This common case happens in none-game apps because the users related data is minor, thus the requests are always made every single time the functions are called. I hope that you've already known what is "data validation" in security point of view. Yes, what I want to talk to is tampering data requests, indeed it happens in both Request & Response, GET or POST. If you are confused what this is, just wandering around google that could be helpful to know.
The tampering data requests happens when the server side does not re-verifies the input when propagated to end users (Reponse). And, the server side does not re-verifies the data between user input and server when propagated to end server (Request).
Attackers tamper the request and change the actual value to an arbitrary value
Case 02: The application data is loaded at first time when created.
This often happens in gaming apps more than other apps due to the huge data have to be propagated to the users as such gold, points, time to build, and other number values that makes the game run. Thus, talking with the server constantly in the real time is painful. Developer always choose to load all of these values once at the first time the application created.
Similarly to the case 01, attackers just need to tamper the data (RESPONSE) that are propagated by the servers to the end users and change them to whatever they want.

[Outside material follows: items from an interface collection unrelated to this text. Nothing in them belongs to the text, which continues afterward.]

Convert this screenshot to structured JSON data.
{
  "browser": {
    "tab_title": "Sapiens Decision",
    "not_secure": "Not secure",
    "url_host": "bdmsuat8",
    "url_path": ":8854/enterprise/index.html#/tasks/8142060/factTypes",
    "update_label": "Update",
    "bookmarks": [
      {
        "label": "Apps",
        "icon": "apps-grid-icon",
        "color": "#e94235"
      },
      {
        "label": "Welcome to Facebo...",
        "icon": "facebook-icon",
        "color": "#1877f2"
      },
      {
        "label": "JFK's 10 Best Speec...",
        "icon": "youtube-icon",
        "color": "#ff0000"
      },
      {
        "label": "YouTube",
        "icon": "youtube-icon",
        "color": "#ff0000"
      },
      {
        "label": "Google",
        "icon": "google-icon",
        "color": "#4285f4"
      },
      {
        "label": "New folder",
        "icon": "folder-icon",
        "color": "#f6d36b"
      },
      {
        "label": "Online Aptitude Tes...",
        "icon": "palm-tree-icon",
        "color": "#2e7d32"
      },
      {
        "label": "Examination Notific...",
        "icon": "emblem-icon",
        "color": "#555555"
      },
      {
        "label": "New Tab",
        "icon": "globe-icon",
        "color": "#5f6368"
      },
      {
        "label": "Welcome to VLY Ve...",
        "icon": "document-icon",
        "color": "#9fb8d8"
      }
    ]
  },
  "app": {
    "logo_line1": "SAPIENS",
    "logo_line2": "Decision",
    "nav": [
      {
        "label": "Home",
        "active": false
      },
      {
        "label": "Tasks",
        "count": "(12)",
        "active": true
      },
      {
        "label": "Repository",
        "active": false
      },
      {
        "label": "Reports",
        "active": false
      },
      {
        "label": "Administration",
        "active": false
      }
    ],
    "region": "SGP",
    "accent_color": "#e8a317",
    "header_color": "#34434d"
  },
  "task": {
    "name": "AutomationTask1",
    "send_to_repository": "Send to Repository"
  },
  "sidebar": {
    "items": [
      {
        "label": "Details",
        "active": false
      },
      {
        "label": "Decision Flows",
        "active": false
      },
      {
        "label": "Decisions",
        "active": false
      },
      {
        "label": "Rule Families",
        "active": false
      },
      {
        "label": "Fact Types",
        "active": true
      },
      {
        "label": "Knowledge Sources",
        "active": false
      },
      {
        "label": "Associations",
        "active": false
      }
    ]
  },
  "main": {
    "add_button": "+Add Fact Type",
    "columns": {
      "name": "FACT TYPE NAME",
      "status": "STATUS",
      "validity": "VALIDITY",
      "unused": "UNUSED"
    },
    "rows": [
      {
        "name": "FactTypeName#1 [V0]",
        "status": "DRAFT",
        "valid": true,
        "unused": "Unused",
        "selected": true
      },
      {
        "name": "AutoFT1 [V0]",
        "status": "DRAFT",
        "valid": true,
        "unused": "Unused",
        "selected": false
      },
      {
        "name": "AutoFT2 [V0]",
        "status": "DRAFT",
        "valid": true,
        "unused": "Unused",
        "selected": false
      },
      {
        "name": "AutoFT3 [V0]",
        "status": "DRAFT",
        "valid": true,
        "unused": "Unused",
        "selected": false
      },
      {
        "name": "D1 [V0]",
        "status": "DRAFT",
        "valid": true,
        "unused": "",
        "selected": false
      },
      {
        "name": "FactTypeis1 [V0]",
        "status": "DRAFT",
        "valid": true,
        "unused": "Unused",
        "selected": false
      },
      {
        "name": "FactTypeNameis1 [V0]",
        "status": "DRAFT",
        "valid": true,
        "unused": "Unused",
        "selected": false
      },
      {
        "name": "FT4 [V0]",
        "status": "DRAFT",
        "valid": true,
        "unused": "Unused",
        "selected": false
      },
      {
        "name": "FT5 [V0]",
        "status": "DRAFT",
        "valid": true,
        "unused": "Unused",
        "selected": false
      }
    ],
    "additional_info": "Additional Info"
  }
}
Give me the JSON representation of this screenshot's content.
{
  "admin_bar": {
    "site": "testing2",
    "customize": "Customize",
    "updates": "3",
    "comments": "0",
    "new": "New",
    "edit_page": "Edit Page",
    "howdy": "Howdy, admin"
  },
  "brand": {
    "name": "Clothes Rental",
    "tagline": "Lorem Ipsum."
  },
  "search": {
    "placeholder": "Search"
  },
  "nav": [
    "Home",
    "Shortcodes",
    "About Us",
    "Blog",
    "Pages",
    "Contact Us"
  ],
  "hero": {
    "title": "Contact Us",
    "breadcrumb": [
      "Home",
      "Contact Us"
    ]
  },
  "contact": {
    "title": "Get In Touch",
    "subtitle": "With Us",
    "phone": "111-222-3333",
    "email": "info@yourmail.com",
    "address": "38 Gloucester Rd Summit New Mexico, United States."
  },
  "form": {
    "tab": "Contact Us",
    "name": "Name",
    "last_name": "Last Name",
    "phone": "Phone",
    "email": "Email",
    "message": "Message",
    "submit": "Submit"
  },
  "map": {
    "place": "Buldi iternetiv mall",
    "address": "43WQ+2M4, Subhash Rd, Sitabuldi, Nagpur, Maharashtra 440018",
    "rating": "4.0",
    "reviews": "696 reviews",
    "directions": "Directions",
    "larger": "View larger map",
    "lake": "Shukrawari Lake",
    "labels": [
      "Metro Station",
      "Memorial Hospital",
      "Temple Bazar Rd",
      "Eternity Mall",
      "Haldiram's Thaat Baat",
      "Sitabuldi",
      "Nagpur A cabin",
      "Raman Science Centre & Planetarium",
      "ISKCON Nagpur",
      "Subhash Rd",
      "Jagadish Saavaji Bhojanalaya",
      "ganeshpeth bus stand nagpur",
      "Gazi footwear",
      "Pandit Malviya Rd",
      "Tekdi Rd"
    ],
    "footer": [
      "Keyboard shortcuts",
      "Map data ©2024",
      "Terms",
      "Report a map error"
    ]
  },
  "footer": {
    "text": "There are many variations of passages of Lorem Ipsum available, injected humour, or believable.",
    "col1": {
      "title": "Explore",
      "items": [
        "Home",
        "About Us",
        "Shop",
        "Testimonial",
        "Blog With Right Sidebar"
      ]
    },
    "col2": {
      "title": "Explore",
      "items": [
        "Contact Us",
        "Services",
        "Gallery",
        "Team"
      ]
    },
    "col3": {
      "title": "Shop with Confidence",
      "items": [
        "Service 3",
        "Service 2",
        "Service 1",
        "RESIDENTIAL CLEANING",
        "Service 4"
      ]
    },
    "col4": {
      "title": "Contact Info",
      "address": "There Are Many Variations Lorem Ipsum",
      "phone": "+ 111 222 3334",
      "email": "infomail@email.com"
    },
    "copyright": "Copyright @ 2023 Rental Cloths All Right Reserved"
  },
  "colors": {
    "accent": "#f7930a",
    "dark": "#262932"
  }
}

For an example:
The players will get 500 Gold for first time play, the server will response with value {Gold: 500} to the clients. The attackers are able to replace this value to an arbitrary amount they want.
{Gold: 500} replace to {Gold: 700}, at here the players will get 700 gold instead of 500 for first time the character created.
Match and Replace function help to change the response parameters

5. Lack of Binary Protections

This one is for those who are techies. In case of absence of binary protection, you can reverse engineer the code of app to inject malware or redistribute the pirated application possibly with a threat. One of the significant concerns in mobile app security is that it can result in confidential data theft, brand and trust damage, frauds, revenue losses, etc.
Use binary hardening techniques where files can be easily analyzed and modified to protect against common exploits. As a result, the vulnerability can be fixed in the legacy code itself without the need for source code. Along with this, secure coding techniques for jailbreak detection controls, checksum controls, certificate pinning controls, and debugger detection controls.

6. Poor Authorization

Unfortunately, mobile internet connections are not as reliable as web connections. This means they might require offline authentication to maintain the uptime. Moreover, it might end up creating security loopholes that must be taken into consideration by developers.
So what can be done is- make use of an adversary that can brute force through the security logins in the offline mode and make operations on the app easier. Besides, you can even limit login only in the online mode; this will prevent operation on sensitive information. In case, if there is a specific business requirement to allow for offline authentication, then you can encrypt the app data that can be opened only with specific operations.

7. Improper Session Handling

In a layman’s language, the continuance of the previous session for a long period even if the end user has switched from the app is what improper session handling is all about. This practice can be dangerous especially if the phone is stolen. The person who gains access to this device can undertake control over the application and steal or manipulate important data.
So how to find a mid-way between speed and privacy protection? Again, use re-authentication for important actions like purchases or access to priority marked documents. Amazon mobile app is the best example of this issue.

8. Broken Cryptography

Mainly arises due to bad encryption or incorrect implementation; Broken cryptography allows hackers to decrypt the sensitive data to its original form and manipulate or steal it as per his/her convenience. Try using superior encryption protocols and proper implementation process to avoid any mistakes and perform encryption properly.


Last modified 2yr ago